- _SOURCE MATERIAL_:
=-=-=

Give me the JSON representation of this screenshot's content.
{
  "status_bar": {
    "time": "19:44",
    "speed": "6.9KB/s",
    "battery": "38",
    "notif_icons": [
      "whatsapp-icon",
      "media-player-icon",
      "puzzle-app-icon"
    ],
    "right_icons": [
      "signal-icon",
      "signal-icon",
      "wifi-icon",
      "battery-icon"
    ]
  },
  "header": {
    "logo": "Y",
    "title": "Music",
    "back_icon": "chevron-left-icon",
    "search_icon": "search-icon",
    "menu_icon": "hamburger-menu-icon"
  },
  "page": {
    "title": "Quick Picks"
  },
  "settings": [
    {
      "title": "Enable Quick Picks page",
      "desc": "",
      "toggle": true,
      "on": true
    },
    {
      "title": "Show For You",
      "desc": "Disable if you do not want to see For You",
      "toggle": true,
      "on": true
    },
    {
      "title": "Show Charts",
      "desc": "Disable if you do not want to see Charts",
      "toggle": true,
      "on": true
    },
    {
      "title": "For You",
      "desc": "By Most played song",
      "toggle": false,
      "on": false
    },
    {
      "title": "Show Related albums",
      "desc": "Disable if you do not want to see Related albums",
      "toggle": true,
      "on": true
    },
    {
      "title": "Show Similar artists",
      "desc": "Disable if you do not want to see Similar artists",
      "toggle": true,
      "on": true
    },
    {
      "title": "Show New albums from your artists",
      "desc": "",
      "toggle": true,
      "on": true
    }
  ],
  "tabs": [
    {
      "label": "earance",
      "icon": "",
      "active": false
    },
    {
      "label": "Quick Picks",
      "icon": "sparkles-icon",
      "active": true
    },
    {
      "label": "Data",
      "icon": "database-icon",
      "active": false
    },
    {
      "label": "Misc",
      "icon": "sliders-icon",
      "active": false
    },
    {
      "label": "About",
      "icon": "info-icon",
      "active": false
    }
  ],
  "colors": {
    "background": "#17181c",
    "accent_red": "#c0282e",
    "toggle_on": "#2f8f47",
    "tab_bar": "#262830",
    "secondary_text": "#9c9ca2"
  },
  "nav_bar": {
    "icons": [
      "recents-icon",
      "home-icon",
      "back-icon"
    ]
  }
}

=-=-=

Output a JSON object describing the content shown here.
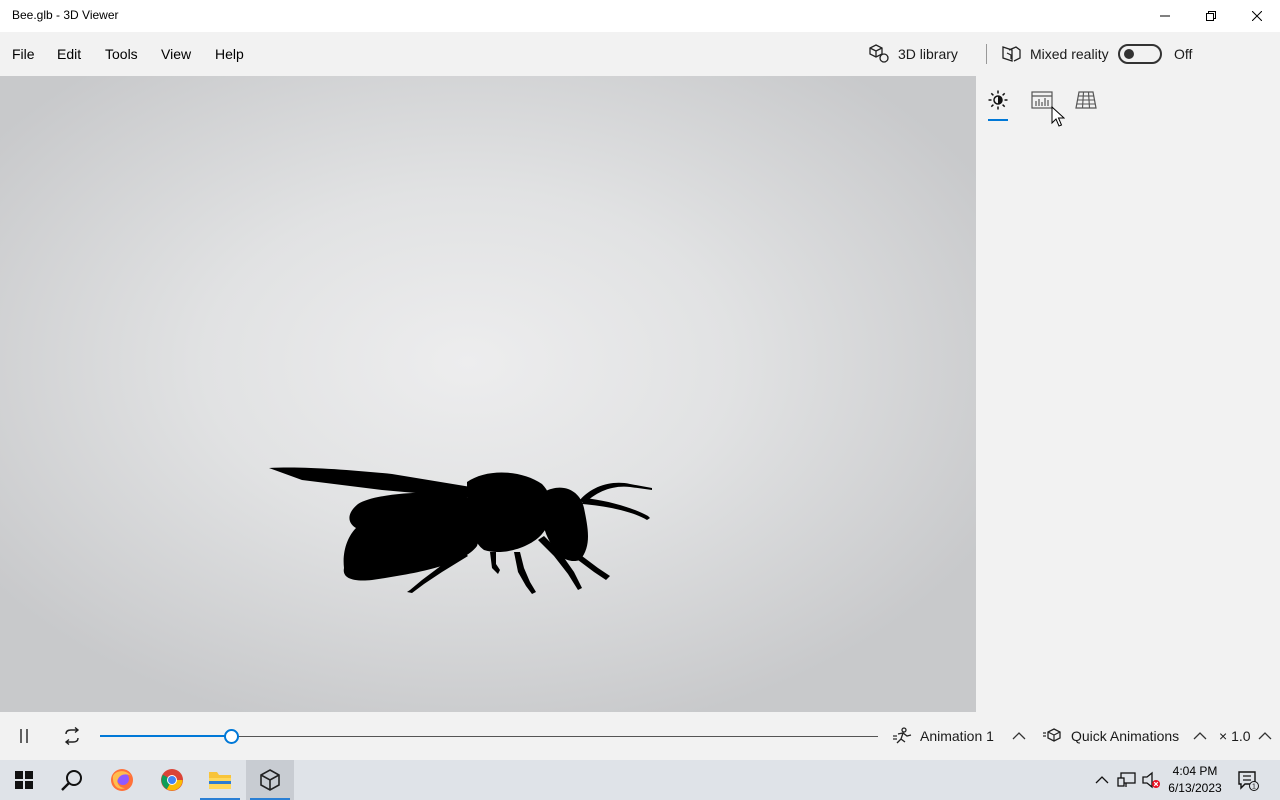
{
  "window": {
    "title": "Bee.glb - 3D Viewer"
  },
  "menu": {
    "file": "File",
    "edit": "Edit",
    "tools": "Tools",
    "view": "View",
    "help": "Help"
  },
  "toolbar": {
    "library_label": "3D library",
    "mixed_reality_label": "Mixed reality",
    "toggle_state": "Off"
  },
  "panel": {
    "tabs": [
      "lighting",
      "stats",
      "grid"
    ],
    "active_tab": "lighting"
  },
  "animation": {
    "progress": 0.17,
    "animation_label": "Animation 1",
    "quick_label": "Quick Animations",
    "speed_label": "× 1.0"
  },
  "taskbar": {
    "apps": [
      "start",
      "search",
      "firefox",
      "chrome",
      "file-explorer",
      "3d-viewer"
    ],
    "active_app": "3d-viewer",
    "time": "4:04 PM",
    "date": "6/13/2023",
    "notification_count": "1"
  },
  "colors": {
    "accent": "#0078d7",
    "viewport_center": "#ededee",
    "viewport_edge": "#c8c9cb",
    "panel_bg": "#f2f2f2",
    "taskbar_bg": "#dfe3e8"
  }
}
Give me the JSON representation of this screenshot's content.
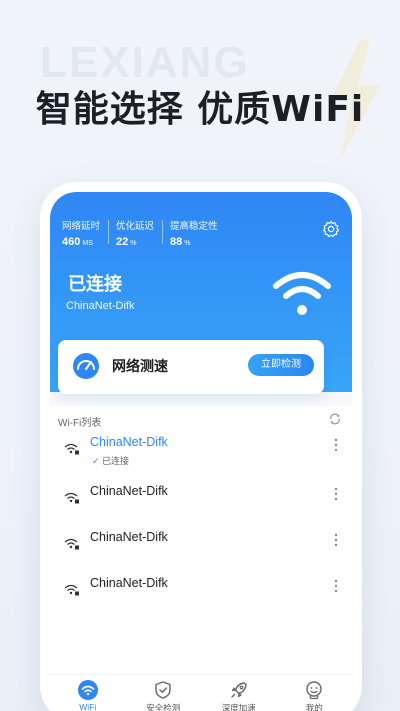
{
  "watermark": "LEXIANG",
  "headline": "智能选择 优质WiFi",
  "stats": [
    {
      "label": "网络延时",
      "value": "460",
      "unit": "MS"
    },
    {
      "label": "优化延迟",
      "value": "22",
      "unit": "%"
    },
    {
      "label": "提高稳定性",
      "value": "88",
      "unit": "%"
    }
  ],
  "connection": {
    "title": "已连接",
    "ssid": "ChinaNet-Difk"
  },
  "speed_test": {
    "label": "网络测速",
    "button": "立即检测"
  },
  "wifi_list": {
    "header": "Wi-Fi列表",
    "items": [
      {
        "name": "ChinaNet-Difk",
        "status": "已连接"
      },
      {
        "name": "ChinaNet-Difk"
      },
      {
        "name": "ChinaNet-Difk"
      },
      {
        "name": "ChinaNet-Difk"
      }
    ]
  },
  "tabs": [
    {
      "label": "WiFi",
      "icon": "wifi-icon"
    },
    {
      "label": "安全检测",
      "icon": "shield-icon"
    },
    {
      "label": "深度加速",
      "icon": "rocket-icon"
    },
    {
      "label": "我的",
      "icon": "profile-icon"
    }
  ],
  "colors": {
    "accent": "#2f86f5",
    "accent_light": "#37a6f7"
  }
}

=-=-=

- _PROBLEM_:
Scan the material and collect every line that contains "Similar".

- _TASK RESULT_:
      "title": "Show Similar artists",
      "desc": "Disable if you do not want to see Similar artists",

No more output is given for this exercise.